▶ Extracted records:

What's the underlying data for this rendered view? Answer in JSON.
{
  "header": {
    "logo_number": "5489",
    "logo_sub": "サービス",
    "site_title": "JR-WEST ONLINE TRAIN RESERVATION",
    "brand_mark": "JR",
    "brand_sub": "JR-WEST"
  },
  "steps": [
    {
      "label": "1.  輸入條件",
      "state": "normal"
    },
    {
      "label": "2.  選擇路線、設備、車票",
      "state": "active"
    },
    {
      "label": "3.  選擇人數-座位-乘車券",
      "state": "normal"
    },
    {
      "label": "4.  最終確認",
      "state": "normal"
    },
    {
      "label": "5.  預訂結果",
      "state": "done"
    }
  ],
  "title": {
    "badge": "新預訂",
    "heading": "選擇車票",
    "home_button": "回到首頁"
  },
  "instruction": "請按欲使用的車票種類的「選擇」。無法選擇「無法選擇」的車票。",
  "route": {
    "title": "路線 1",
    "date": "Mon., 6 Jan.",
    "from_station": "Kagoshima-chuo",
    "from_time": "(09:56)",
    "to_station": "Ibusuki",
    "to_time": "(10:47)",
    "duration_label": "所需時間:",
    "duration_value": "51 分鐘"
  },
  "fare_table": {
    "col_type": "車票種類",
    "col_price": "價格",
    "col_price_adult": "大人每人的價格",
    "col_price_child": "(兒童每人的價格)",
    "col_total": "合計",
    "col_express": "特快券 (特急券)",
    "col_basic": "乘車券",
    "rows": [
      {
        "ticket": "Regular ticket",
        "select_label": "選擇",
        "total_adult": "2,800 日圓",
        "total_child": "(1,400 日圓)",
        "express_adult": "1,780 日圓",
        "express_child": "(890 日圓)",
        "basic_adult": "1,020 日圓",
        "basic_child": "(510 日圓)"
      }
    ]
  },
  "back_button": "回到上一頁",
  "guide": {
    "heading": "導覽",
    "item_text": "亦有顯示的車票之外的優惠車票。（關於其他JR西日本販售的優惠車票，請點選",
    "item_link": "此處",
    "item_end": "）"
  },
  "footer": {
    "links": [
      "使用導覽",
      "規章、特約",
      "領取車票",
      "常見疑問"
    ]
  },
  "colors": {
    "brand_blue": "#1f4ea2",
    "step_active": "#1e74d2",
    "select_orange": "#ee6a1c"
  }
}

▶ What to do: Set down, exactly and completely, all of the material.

▶ Solution for this problem:
What's the underlying data for this rendered view? Answer in JSON.
{
  "header": {
    "logo_number": "5489",
    "logo_sub": "サービス",
    "site_title": "JR-WEST ONLINE TRAIN RESERVATION",
    "brand_mark": "JR",
    "brand_sub": "JR-WEST"
  },
  "steps": [
    {
      "label": "1.  輸入條件",
      "state": "normal"
    },
    {
      "label": "2.  選擇路線、設備、車票",
      "state": "active"
    },
    {
      "label": "3.  選擇人數-座位-乘車券",
      "state": "normal"
    },
    {
      "label": "4.  最終確認",
      "state": "normal"
    },
    {
      "label": "5.  預訂結果",
      "state": "done"
    }
  ],
  "title": {
    "badge": "新預訂",
    "heading": "選擇車票",
    "home_button": "回到首頁"
  },
  "instruction": "請按欲使用的車票種類的「選擇」。無法選擇「無法選擇」的車票。",
  "route": {
    "title": "路線 1",
    "date": "Mon., 6 Jan.",
    "from_station": "Kagoshima-chuo",
    "from_time": "(09:56)",
    "to_station": "Ibusuki",
    "to_time": "(10:47)",
    "duration_label": "所需時間:",
    "duration_value": "51 分鐘"
  },
  "fare_table": {
    "col_type": "車票種類",
    "col_price": "價格",
    "col_price_adult": "大人每人的價格",
    "col_price_child": "(兒童每人的價格)",
    "col_total": "合計",
    "col_express": "特快券 (特急券)",
    "col_basic": "乘車券",
    "rows": [
      {
        "ticket": "Regular ticket",
        "select_label": "選擇",
        "total_adult": "2,800 日圓",
        "total_child": "(1,400 日圓)",
        "express_adult": "1,780 日圓",
        "express_child": "(890 日圓)",
        "basic_adult": "1,020 日圓",
        "basic_child": "(510 日圓)"
      }
    ]
  },
  "back_button": "回到上一頁",
  "guide": {
    "heading": "導覽",
    "item_text": "亦有顯示的車票之外的優惠車票。（關於其他JR西日本販售的優惠車票，請點選",
    "item_link": "此處",
    "item_end": "）"
  },
  "footer": {
    "links": [
      "使用導覽",
      "規章、特約",
      "領取車票",
      "常見疑問"
    ]
  },
  "colors": {
    "brand_blue": "#1f4ea2",
    "step_active": "#1e74d2",
    "select_orange": "#ee6a1c"
  }
}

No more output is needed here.